At this point, with the kind permission of the Conspiracy Theorist in Chief, we can reasonably hope that, come Jan. 20, we will return to government policies based on science and data. We can expect the climate emergency, environmental justice, and the need for a clean energy economy to be front and center in those policies, and that the United States, as the president-elect has promised, will start taking action on a scale commensurate with the challenge, finally integrating climate change into our foreign policy, trade policy, and national security strategies. The incoming administration has promised it will have the backs of vulnerable communities against big polluters that have been trashing them with impunity; start dismantling the racial, gender, and income-based disparities in our criminal justice system; and end the spectacle of a "downplayed" pandemic handled like a fumbled football instead of a public health emergency.
On Jan. 20, all this will be within reach, and the assault on democracy and our public lands by the most catastrophic president in our history will be over. But if we want to achieve all the goals above, there's a problem: The U.S. Senate—Mitch "Grim Reaper" McConnell presiding. Abandon hope, all ye who enter there. As long as a Republican majority remains in place, the Biden administration will do as much as it can with damage control, but the Senate will be like a boulder set across the path to a better future.
Unless Jon Ossoff and Rev. Raphael Warnock win their races in a special election in Georgia on Jan. 5.
When last I wrote in this space, I urged readers to "look for places where you can make your actions match your words, at the local level, where you can really make a difference." As a concerned citizen of the Central Coast of California, what can you do to make a difference in a pair of Georgia elections that could flip the Senate?
Let me recommend doing what I did, both in the presidential election and this one: sign up with Sierra Club's Independent Action national GOTV program, the largest electoral voter outreach program the Sierra Club has ever built. This year, it allowed thousands of volunteers, without leaving their living rooms or kitchen tables, to reach out to millions of voters and get out the vote in the battleground states where, sure enough, every vote counted. (And recounted.)
It's now doing the same thing in Georgia, making sure that likely voters get a call and/or letter before election day to remind them to fill out and mail their ballots starting Dec. 14, or go to the polls on Jan. 5. You can check out the program at sierraclubindependentaction.org/.
The goal of our call teams and letter writing teams is to reach 250,000 Georgia voters by Dec. 23. Sign up, watch a brief online video training, and go.
As a member of the letter-writing team, I take a few hours every weekend to prop up some pillows, put a serving tray on my lap, stack the letter templates on my left, envelopes on my right, pick up my favorite Signo Uniball Bold gel pen, load up some groovy tunes (Beethoven's "Pastoral Symphony," George Winston's "December," Workingman's "Dead"), and get down to business. Twenty letters a week. Piece of cake. Sierra Club provides the file, instructions, names, and addresses; you donate the paper, toner, envelopes, and stamps.
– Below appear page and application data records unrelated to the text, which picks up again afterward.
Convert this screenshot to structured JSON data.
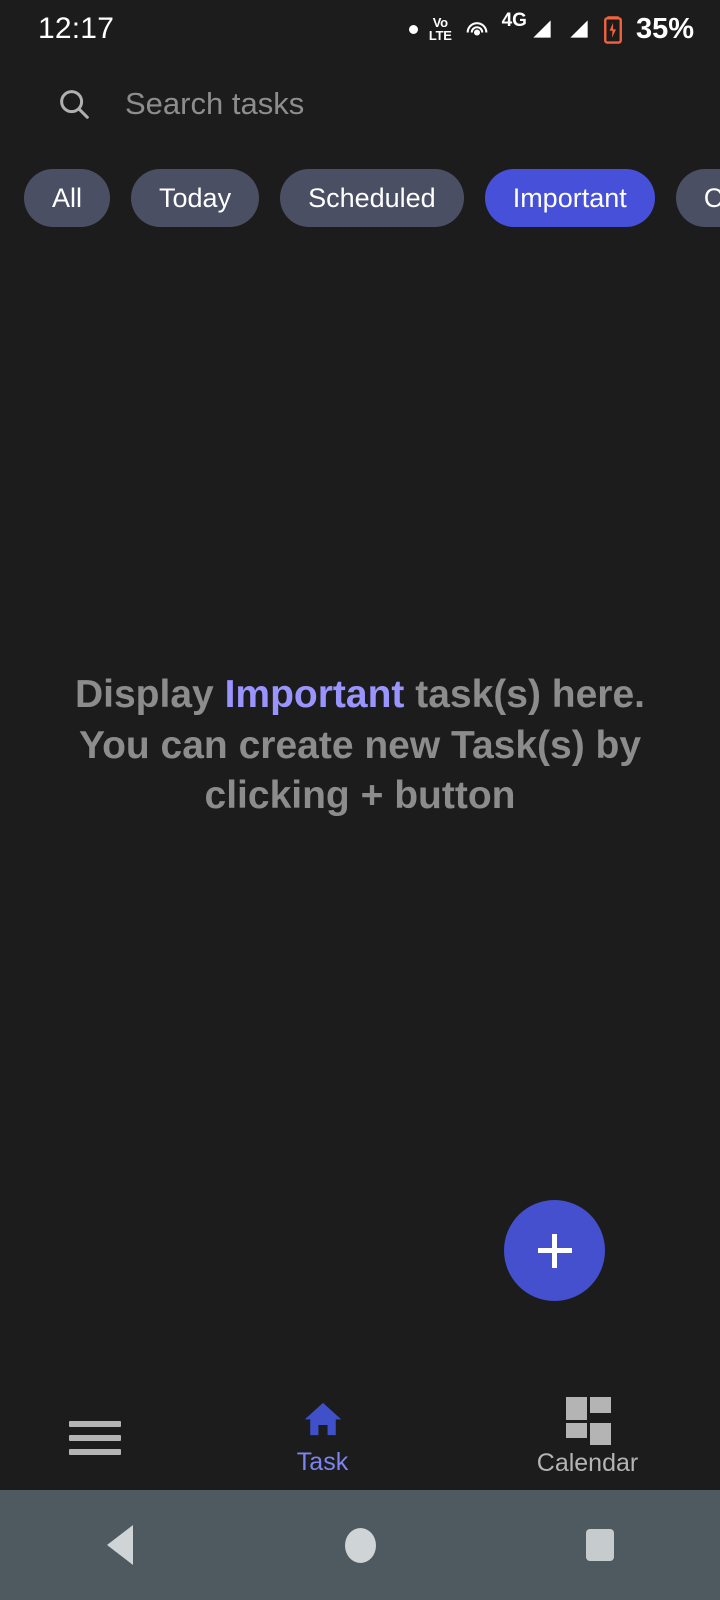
{
  "status_bar": {
    "time": "12:17",
    "battery_percent": "35%",
    "network_label": "4G",
    "volte_top": "Vo",
    "volte_bottom": "LTE",
    "icons": [
      "dot-icon",
      "volte-icon",
      "hotspot-icon",
      "signal-4g-icon",
      "signal-bars-icon",
      "battery-charging-icon"
    ]
  },
  "search": {
    "placeholder": "Search tasks",
    "value": "",
    "icon": "search-icon"
  },
  "filters": {
    "selected": "Important",
    "chips": [
      {
        "label": "All",
        "selected": false
      },
      {
        "label": "Today",
        "selected": false
      },
      {
        "label": "Scheduled",
        "selected": false
      },
      {
        "label": "Important",
        "selected": true
      },
      {
        "label": "Completed",
        "selected": false
      }
    ]
  },
  "empty_state": {
    "line1_before": "Display ",
    "line1_highlight": "Important",
    "line1_after": " task(s) here.",
    "line2": "You can create new Task(s) by",
    "line3": "clicking + button"
  },
  "fab": {
    "label": "+",
    "name": "add-task-button"
  },
  "bottom_nav": {
    "items": [
      {
        "label": "",
        "icon": "hamburger-menu-icon",
        "active": false,
        "name": "menu"
      },
      {
        "label": "Task",
        "icon": "home-icon",
        "active": true,
        "name": "task"
      },
      {
        "label": "Calendar",
        "icon": "grid-dashboard-icon",
        "active": false,
        "name": "calendar"
      }
    ]
  },
  "system_nav": {
    "back": "back-icon",
    "home": "home-circle-icon",
    "recents": "recents-icon"
  },
  "colors": {
    "background": "#1c1c1c",
    "accent": "#4750d8",
    "accent_light": "#9a94ff",
    "chip_inactive": "#4a4f63",
    "fab": "#4450ce",
    "sysnav": "#4e5a60",
    "battery": "#f4643c",
    "muted_text": "#8c8c8c"
  }
}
This could be something you will always be proud to say you did. You don't want it to be something you forever wish you'd done.
And since all politics is local, I'll mention here that the work of the Santa Lucia Chapter of the Sierra Club includes a political committee. As Alex Mintzer, our political committee chair puts it, "We work in conjunction with Sierra Club California and adjacent regional Sierra Club Chapters to screen and endorse pro-environment candidates for Congress, state Senate, state Assembly, county and municipal offices, and local elected governing boards. Endorsed candidates may publicize our support on their web pages and in their campaign literature. Candidates are evaluated through a process involving written local issue questionnaires and interviews conducted in person or, these days, via Zoom.
"We're always looking for more candidate interview panelists to bring their local issues expertise from our various cities and communities. Sierra Club is a grassroots organization, which means we can't advocate in SLO County without the help of our volunteers. Interview panelists initiate recommendations for endorsements, which are considered by the political committee, executive committee, and state or national Sierra Club volunteer leaders."
Contact Alex to get involved in helping green candidates in your community: email@example.com.
Meanwhile, just as it was last month, everything we care about is on the line in an election happening next month, and there's something you can do about it.
It's almost 2021: Let's turn the page. And pick up an envelope and put a stamp on it. Δ
Andrew Christie is the director of the Santa Lucia Chapter of the Sierra Club. Send a response for publication to firstname.lastname@example.org.